.@Yamiche to Surgeon Gen. Adams: Do you have a response for using phrases like "do it for big mama" when addressing how communities of color can approach stemming the spread of COVID-19?
Adams: "That was not meant to be offensive, that's the language we use [in my family]." pic.twitter.com/f9RLuypsim
— PBS NewsHour (@NewsHour) April 10, 2020
Here’s a partial transcript:
“I’ve been meeting with the NAACP, with the National Medical Association, with others. I actually talked with Derek Johnson multiple times this week, the head of the NAACP, and we need targeted outreach to the African-American community and I use the language that is used in my family,” Adams explained.”I have a Puerto Rican brother-in-law. I call my granddaddy, granddaddy. I have relatives who call their grandparents big momma. So that is not meant to be offensive.”
“It is not just about what you do but you also are not helpless,” he added. “We need to do our part at the federal level, we need people to do their part at the state level and we need everyone, black, brown, white, whatever color you are, to follow the president’s guidelines, the coronavirus guidelines and do their part.”
“So you recommend that all Americans avoid tobacco, alcohol and drug use?” Alcindor asked.
“Absolutely. It is especially important for people who are at risk in comorbidities, but yes, all Americans,” Adams clarified.
What was mildly amusing was Dr. Fauci’s reaction when he was called up afterwards. He had a look on his face like “I can’t believe we’re even having to clarify this.” And he’s right.

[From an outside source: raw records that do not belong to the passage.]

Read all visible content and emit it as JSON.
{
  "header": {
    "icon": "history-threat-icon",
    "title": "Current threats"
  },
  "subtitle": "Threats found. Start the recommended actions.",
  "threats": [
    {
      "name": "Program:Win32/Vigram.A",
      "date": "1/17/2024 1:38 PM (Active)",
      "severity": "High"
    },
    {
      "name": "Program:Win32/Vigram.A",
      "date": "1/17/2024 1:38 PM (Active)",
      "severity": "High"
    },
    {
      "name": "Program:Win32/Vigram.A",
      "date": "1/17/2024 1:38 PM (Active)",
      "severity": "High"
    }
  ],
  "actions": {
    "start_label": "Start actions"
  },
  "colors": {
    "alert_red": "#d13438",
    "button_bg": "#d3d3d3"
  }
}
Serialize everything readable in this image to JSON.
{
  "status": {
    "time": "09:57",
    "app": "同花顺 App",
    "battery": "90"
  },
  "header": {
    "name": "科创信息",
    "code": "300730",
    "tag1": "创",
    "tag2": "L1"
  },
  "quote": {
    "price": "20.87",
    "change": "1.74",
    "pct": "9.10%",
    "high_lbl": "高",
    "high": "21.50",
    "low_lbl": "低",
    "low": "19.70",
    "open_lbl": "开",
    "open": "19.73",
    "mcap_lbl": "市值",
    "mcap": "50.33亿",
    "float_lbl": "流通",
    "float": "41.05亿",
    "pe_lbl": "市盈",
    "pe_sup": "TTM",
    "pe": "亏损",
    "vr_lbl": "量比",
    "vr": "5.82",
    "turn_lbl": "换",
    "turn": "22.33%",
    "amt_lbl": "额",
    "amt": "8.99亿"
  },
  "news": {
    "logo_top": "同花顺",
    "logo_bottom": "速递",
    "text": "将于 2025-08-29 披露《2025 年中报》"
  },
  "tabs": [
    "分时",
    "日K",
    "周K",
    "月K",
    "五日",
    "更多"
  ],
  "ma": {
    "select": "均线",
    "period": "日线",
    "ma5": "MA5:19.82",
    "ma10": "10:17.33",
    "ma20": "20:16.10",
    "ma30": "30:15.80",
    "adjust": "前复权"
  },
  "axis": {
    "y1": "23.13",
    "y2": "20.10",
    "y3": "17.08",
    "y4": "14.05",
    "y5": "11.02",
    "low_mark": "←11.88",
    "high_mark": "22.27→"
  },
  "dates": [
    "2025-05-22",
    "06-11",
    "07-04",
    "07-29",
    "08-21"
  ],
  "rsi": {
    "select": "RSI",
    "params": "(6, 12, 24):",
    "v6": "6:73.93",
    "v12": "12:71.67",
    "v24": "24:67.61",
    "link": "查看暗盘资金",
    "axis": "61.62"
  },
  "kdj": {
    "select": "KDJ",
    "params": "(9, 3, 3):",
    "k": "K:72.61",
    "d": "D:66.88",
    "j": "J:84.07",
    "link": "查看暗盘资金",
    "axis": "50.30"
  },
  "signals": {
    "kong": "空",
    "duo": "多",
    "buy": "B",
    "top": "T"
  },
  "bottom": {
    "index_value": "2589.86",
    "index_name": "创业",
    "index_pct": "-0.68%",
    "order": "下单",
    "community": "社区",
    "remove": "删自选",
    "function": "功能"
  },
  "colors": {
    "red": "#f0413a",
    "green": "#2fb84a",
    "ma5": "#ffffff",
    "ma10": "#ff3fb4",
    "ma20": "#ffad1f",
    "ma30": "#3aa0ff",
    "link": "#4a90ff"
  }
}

We’re in the middle of a pandemic where there are communities that have been disproportionately impacted, but Alcindor – who is paid with our tax dollars – tries to go the woke route with the Surgeon General at a time when political correctness could quite literally kill people?
Someone should leave this note for Yamiche after the stunt she pulled today:
Someone left this note for the OAN personality at the White House: “Do you think your question was helpful in halting the spread of the coronavirus?” pic.twitter.com/Jy8rzVs5Y0
— Oliver Darcy (@oliverdarcy) March 19, 2020
If journalists wonder why so many people don’t trust them and don’t take them seriously, garbage virtue signaling like the kind Alcindor engaged in at the briefing is one on a long list of reasons why.